Cognizant, one of the world’s largest IT outsourcing companies, disclosed this spring that cybercriminals “exfiltrated” data related to employees’ corporate credit cards among other personal data including Social Security numbers, tax IDs, financial account information, and driver’s license and passport details.
“While we anticipate that the revenue impact related to this issue will be largely resolved by the middle of the quarter, we do anticipate the revenue and corresponding margin impact to be in the range of $50 million to $70 million for the quarter,” said Karen McLoughlin, Cognizant Chief Financial Officer in an earnings call.
As a key service provider to some of the world’s largest companies and a member of the Fortune 500 itself, Cognizant’s breach and possible heightened risk of a future operational disruption stemming from it could prove much more costly than the $50-$70 mn in margin impact projected in May. Cyberhedge analysis indicates that there is an average 20 percent drop in operating margins for companies experiencing a cyber-related operational disruption like ransomware.
At a systemic level, vulnerabilities in Cognizant’s cyber governance create a heightened risk for all companies that rely on the company for aspects of its digital transformation. In short, if Cognizant has poor cyber governance, that is not only a risk for Cognizant but also for every company that relies upon it for aspects of digital transformation programs — from digital strategy and IOT to cloud enablement.

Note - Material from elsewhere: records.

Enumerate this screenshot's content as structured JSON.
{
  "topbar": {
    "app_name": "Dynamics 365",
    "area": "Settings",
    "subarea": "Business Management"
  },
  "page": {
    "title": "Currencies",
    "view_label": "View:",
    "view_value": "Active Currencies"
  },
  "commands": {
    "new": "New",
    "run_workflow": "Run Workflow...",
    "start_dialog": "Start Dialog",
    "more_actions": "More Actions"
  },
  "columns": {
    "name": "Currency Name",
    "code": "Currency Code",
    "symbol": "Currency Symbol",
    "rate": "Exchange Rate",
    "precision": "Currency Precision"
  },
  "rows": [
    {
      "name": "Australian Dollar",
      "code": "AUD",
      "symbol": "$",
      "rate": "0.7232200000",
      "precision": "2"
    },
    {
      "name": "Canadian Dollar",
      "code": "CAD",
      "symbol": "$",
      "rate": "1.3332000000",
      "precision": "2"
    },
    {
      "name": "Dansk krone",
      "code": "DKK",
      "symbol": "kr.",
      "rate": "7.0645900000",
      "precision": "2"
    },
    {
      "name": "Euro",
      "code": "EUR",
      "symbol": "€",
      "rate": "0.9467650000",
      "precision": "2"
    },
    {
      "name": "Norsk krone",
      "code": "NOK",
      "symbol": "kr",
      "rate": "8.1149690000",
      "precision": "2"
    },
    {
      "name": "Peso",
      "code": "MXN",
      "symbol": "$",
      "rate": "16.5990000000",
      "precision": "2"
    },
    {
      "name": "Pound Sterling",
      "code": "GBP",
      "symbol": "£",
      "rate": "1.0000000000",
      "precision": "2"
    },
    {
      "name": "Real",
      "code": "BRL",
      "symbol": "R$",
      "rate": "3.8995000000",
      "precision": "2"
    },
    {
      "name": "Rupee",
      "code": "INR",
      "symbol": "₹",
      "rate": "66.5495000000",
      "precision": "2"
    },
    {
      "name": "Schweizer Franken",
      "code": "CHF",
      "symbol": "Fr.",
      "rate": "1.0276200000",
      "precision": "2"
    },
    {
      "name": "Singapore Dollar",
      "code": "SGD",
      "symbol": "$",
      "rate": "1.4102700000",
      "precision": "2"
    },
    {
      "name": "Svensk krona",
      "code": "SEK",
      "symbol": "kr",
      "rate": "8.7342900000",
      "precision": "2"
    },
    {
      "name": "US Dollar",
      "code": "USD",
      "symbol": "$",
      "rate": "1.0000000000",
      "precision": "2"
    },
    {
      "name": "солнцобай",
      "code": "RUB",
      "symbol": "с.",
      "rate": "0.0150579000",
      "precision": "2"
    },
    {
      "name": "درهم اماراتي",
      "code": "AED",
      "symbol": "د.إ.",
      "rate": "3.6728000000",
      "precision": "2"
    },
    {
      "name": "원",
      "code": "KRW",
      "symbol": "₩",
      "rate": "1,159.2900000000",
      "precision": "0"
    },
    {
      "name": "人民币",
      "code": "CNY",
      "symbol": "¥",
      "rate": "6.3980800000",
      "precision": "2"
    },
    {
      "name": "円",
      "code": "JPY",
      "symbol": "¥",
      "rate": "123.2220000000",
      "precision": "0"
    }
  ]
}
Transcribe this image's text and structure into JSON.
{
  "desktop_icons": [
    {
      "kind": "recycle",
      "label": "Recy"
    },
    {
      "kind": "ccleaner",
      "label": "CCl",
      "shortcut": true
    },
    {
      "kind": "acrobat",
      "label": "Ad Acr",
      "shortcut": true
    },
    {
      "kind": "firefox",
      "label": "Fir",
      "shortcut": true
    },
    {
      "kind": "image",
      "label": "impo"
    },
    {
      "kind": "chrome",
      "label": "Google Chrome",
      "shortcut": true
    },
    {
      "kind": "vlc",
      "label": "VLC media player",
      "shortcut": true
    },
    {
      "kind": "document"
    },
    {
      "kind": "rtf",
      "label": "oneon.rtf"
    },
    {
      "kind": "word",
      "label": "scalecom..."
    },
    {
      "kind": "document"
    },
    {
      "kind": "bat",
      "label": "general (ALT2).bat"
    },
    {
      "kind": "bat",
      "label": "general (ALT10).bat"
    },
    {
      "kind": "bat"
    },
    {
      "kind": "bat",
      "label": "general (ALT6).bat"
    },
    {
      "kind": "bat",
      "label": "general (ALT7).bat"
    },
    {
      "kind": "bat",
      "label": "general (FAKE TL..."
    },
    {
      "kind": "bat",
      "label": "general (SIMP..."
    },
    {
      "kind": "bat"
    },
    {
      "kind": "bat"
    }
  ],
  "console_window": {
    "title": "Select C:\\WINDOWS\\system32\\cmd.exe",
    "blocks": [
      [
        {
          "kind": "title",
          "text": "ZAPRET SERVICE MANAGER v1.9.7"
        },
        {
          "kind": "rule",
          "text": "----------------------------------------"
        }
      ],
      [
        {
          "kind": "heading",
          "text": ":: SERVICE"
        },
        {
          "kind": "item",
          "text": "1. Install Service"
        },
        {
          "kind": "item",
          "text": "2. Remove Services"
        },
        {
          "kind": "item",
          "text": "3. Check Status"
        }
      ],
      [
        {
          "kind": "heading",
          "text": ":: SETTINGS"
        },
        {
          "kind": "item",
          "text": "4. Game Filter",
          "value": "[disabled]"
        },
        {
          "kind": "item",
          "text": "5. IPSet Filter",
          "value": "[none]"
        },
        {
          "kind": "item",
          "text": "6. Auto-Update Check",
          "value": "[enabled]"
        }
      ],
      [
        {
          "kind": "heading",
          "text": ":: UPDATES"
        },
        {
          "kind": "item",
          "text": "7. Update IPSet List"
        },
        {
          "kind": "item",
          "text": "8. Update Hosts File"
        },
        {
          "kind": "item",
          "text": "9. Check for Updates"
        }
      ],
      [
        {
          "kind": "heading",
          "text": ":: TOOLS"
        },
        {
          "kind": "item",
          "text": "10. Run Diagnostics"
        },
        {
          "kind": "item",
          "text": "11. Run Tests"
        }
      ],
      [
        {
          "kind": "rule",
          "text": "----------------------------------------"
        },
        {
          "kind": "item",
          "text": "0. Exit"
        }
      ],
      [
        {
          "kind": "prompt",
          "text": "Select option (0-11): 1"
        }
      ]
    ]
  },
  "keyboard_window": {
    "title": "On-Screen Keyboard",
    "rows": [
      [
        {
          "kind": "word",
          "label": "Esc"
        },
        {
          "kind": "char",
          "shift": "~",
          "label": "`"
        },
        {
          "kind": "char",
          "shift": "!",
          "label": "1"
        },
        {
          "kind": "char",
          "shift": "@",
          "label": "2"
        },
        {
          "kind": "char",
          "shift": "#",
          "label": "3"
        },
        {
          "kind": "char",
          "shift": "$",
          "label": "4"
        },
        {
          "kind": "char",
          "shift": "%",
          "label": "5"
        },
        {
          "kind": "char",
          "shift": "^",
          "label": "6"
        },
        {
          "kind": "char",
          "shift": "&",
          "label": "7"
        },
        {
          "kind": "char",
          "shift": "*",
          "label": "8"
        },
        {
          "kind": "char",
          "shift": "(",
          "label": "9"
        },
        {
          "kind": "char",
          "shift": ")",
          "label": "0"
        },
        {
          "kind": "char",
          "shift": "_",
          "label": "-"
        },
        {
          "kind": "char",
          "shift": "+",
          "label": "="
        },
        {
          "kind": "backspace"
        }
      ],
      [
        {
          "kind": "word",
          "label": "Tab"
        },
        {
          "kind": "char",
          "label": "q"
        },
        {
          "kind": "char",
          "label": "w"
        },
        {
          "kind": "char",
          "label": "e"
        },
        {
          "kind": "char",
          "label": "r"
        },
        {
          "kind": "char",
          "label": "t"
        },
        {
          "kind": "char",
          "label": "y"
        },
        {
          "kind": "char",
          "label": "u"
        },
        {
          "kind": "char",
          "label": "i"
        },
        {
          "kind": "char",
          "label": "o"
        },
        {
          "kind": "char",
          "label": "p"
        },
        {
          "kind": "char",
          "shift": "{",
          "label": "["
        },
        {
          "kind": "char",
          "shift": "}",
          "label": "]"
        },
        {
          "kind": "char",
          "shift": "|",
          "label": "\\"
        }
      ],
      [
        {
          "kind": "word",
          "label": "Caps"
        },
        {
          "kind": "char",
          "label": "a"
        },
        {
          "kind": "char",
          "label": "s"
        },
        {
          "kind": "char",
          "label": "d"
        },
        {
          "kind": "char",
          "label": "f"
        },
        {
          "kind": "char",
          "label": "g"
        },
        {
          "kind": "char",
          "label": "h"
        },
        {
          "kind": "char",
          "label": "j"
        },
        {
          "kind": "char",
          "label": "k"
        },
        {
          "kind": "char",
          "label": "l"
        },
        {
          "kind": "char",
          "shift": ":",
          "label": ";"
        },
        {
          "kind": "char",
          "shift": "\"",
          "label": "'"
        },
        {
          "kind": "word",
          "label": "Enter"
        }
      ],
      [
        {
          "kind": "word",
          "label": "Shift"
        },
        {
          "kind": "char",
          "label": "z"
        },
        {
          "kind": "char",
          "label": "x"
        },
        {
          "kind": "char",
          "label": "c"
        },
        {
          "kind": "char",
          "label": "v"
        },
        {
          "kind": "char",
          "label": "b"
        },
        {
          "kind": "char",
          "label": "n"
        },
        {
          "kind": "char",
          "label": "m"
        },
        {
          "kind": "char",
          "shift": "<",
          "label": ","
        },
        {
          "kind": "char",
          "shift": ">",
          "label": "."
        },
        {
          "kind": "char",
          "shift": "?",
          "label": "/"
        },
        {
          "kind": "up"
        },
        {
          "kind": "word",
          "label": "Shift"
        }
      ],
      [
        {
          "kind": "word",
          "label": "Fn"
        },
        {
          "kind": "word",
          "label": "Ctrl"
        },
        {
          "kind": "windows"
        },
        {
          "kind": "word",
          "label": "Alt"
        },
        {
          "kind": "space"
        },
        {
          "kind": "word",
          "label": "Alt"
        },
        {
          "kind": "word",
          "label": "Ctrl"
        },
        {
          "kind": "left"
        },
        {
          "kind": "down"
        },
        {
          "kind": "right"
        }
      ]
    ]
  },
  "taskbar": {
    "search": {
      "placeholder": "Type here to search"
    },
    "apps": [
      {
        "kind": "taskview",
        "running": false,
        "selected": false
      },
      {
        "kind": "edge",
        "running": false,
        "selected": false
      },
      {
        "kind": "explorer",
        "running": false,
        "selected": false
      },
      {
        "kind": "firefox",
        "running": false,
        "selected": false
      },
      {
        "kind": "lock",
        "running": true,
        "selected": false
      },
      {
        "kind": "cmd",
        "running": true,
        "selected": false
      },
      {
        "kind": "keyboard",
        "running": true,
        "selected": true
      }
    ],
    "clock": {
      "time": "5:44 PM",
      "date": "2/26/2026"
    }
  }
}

Many companies are relying more than ever on Cognizant amid the COVID-19 induced lockdowns. This should be a significant growth opportunity for the company but only if it can achieve strong cyber governance. Otherwise it risks that its services will instead be increasingly considered to be liabilities by its clients.